As the leaves change to gold and time marches on its inexorable way, the Southern Ute Cultural Center and Museum is progressing steadily toward its scheduled opening in June 2011.
It is an exciting – and exhausting – time for the people who have been working on the project.
“Would you like to see my scars?” asked Executive Director Lynn Brittner. “It’s taken at least 10 years, and Bennett (Thompson, who sits on the museum board) has been working on it since the ’80s.”
The center will cost about $35 million, making it one of the more expensive projects built in La Plata County in recent years. Topping the list are Mercy Regional Medical Center, which came in at more than $75 million, and the new Student Union at Fort Lewis College, which is costing about $45 million.
Everyone from tribal elders to preschoolers weighed in on the features and design of the center.
“We started with the little kids in Head Start at the academy,” Brittner said. “We asked them to draw what a yucky and then a nonyucky museum would be like.”
She was most struck by a quiet high school student who told architect Johnpaul Jones that when she thought about her people, she thought about water.
“There will be a hole drilled through that rock,” said Tom Redmond, the tribe’s project manager, pointing out a boulder where a water feature will be located as a result of that comment. “lt will look like a mountain stream with a tiny waterfall. It was on the list to be cut, but we really wanted to save it.”
Connection to place
Jones, of Cherokee-Choctaw heritage, was one of the lead designers of the National Museum of the American Indian on the Mall in Washington, D.C. He took some of his inspiration from the plants and rock that are part of the Ute landscape.
Massive ponderosa pine poles support the Welcoming Center, and stones dug from quarries in Fort Collins and Telluride are included in the design.
Grandfather stones are set at the bases of walls to connect back to the places where the stone originated.
“These large, uncarved rocks and boulders serve as reminders of the Native peoples’ relationships to the environment because they have been hewn by wind and water for millions of years,” Jones said. “They carry the message and cultural memory of past generations to future generations and reinforce the people’s connection to this place.”
The Ponderosa pine poles are dramatic and beautiful, but they were not easy to obtain.
“They’re so large we had to get them from Montana,” Redmond said. “The center pole is seven trunks bound together. They had to be kiln-dried and inspected by a lumber grader to make sure they could support the weight of all the glass.”
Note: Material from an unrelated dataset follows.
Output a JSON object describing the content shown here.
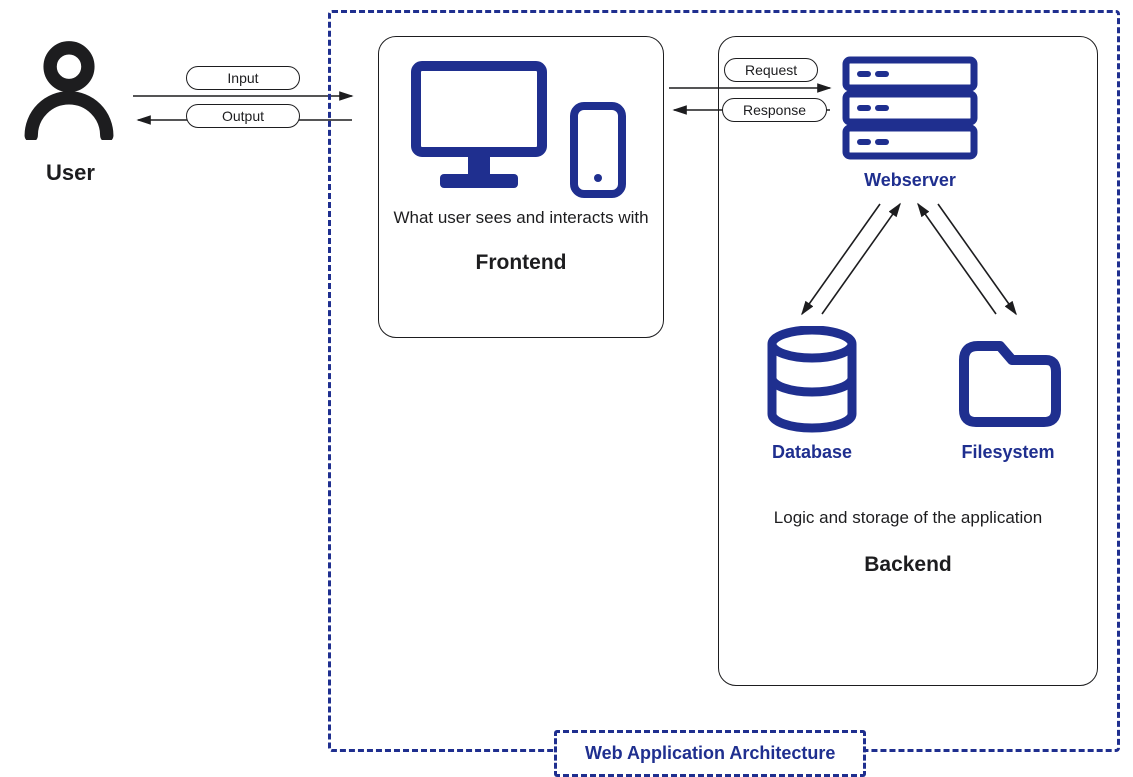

The glass tower that is the centerpiece of the museum has been alternatively called a stylized teepee, a woman’s shawl or basket weave.
Its top will feature colorful Circles of Life, a theme in Ute culture and one that is repeated in various ways throughout the center.
“When it’s lit up at night, it’s going to be really cool to see for people driving by,” Redmond said of the glass feature.
The cultural center and museum are designed to meet a number of needs.
“The high school kids wanted a place where they could go on a Friday night, eat pizza, drink Cokes and kind of chill,” Brittner said. “We didn’t want to have to turn off security for the whole museum to provide that.”
The solution was a separate multipurpose room that will have a large flat-screen TV, full catering kitchen and outdoor kitchen and fire pit on the terrace outside.
Off to the side is a room designed for messy classes – Brittner sees it being used to teach lessons such as how to make jerky and tan elk hides. It will be available for rent for events and conferences.
With the additional space, there is room to grow the museum’s collection of artifacts. Three major donations have come in while the museum is under construction.
“We got a fabulous donation from Marvin Oppler’s daughter, Dr. Ruth Perry, who teaches literature at MIT (Massachusetts Institute of Technology),” Brittner said. “She had all these boxes from her dad, who was an anthropologist who worked with the Southern Ute Tribe in the 1930s.”
Two other major collections have come in from Jim Goss and Jan Petite.
The archive collection space will hold more than the museum’s collection of more than 1,500 artifacts.
“We have a policy that if tribal members want us to store their collections, we will,” Brittner said. “We can take care of them with climate controls. If they want them back, we will give them back.”
In addition to the archival space, the museum will have a full-scale conservatorship laboratory. Brittner hopes it will provide cross-educational opportunities with her alma mater, Fort Lewis College, which does not have a similar lab of its own.
‘Like coming home’
General Superintendent Mark Crom with FCI Constructors Inc., the general contractor, said his company is about 85 percent done with its share of the project.
In October, the rough-in will start, with exhibits going in beginning in January.
In the meantime, Brittner, her staff and the board are planning a monthlong series of events for the grand opening.
While the tribe hopes the cultural center and museum will inspire others to learn about its history and serve as an economic stimulus for Ignacio, it also has a bigger mission.
The ultimate goal is to preserve tribal history and recapture what has been lost.
“For the Southern Utes, coming to this museum should feel like coming home,” museum Board Chairman Robert Burch said.